One of the top prospects I am keeping my eye on is Grant Dawson (14-1, 2-0 UFC). That win over Erosa was his first ever decision. Going into that fight the element of his game I was worried about was his cardio. My concerns were shut down completely. Although he did look tired at times during the fight, he is great at making a quick recovery and always leaves everything on the mat. Dawson is a wrestling elite with 9 submissions with that. On top of that, he has a really well put-together striking game and three knockouts. He uses all elements of his striking to his advantage but then uses it to go to the ground and take advantage of that excellent ground game.
Skelly has always thrived in matches where his size and brawling style can batter his opponent, then control the match with his wrestling. I find him having trouble with that up against the size of Dawson, which neutralizes his usual natural advantage for brawling. On top of that, even remaining in the guard of Dawson is a precarious task, that Skelly has shown time and time again he is not ready for.
Take the Shot: Grant Dawson via Round 2 Submission
Aleksa Camur vs. Justin Ledet (LHW)
Aleksa Camur (5-0) is making his UFC debut off a 2nd round flying knee KO on the Contender Series after being rocked. The multiple-time Golden Gloves champ has solid KO power and incredible boxing as well as being a primary training partner of Stipe Miocic. Camur has proven his gas tank, power, and volume are enough to get the job done, but still has other areas of his game yet to be proven.

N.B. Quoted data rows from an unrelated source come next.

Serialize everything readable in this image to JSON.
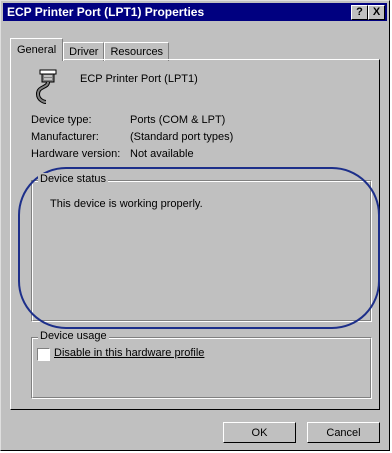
{
  "window": {
    "title": "ECP Printer Port (LPT1) Properties",
    "help_label": "?",
    "close_label": "X"
  },
  "tabs": [
    {
      "label": "General",
      "active": true
    },
    {
      "label": "Driver",
      "active": false
    },
    {
      "label": "Resources",
      "active": false
    }
  ],
  "device": {
    "icon": "printer-port-icon",
    "name": "ECP Printer Port (LPT1)"
  },
  "properties": [
    {
      "label": "Device type:",
      "value": "Ports (COM & LPT)"
    },
    {
      "label": "Manufacturer:",
      "value": "(Standard port types)"
    },
    {
      "label": "Hardware version:",
      "value": "Not available"
    }
  ],
  "status": {
    "legend": "Device status",
    "text": "This device is working properly."
  },
  "usage": {
    "legend": "Device usage",
    "checkbox_label": "Disable in this hardware profile",
    "checked": false
  },
  "buttons": {
    "ok": "OK",
    "cancel": "Cancel"
  },
  "annotation": {
    "color": "#1d2f8a"
  }
}
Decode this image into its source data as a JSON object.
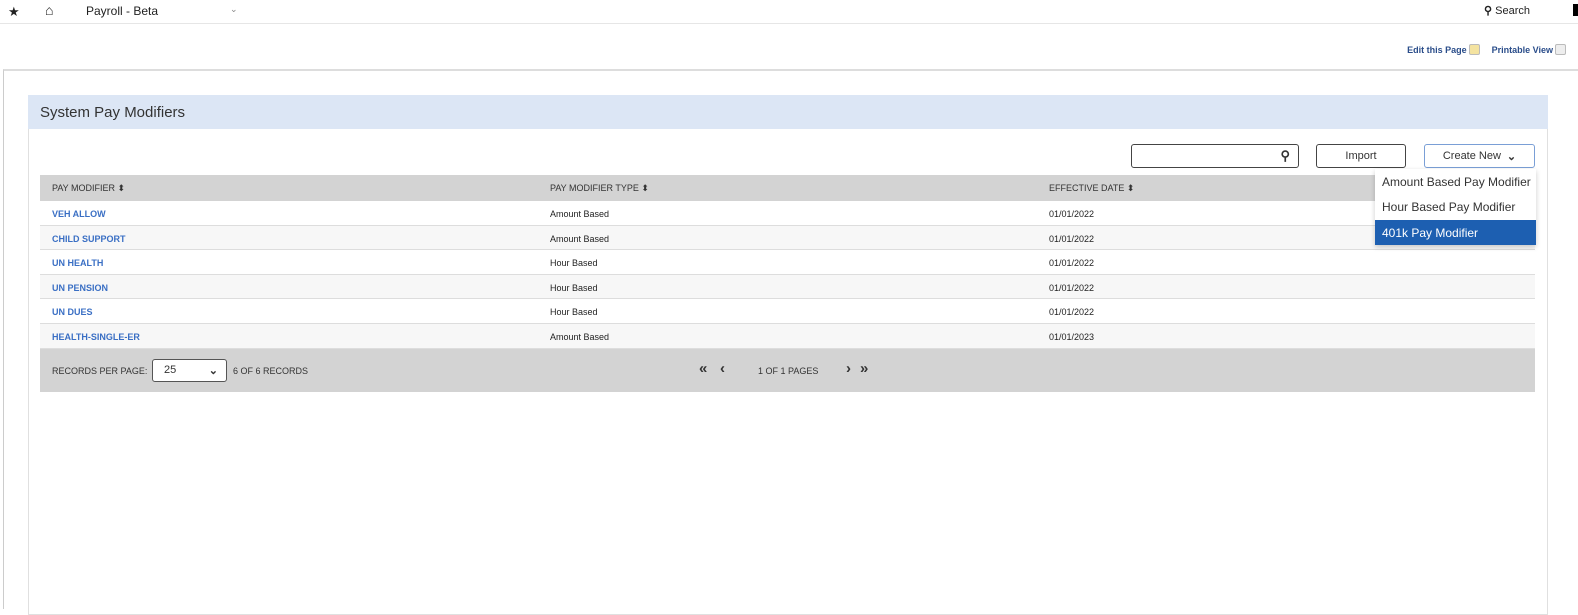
{
  "topbar": {
    "app_title": "Payroll - Beta",
    "search_label": "Search"
  },
  "page_links": {
    "edit": "Edit this Page",
    "print": "Printable View"
  },
  "panel": {
    "title": "System Pay Modifiers"
  },
  "toolbar": {
    "search_placeholder": "",
    "import_label": "Import",
    "create_label": "Create New"
  },
  "create_menu": [
    "Amount Based Pay Modifier",
    "Hour Based Pay Modifier",
    "401k Pay Modifier"
  ],
  "create_menu_selected": "401k Pay Modifier",
  "table": {
    "headers": [
      "PAY MODIFIER",
      "PAY MODIFIER TYPE",
      "EFFECTIVE DATE"
    ],
    "rows": [
      [
        "VEH ALLOW",
        "Amount Based",
        "01/01/2022"
      ],
      [
        "CHILD SUPPORT",
        "Amount Based",
        "01/01/2022"
      ],
      [
        "UN HEALTH",
        "Hour Based",
        "01/01/2022"
      ],
      [
        "UN PENSION",
        "Hour Based",
        "01/01/2022"
      ],
      [
        "UN DUES",
        "Hour Based",
        "01/01/2022"
      ],
      [
        "HEALTH-SINGLE-ER",
        "Amount Based",
        "01/01/2023"
      ]
    ]
  },
  "footer": {
    "rpp_label": "RECORDS PER PAGE:",
    "rpp_value": "25",
    "records": "6 OF 6 RECORDS",
    "pages": "1 OF 1 PAGES"
  }
}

Sadly, Justin Ledet (9-2, 3-2 UFC) is now mainly known for being KO’d rapidly by Johnny Walker. Aside from that, however, Ledet is a decent striker who absorbs too many distant shots, but has a decent enough submission game to get him by. Ledet’s UFC path has been one of disappointment as he has idled by on low-volume decision wins for the most part, which will certainly not be enough to get by the dangerous boxing of Camur.
These picks make a pretty hefty parlay or some nice lines on their own, but get those slips in while the gettings good!
Until next time, Freaks.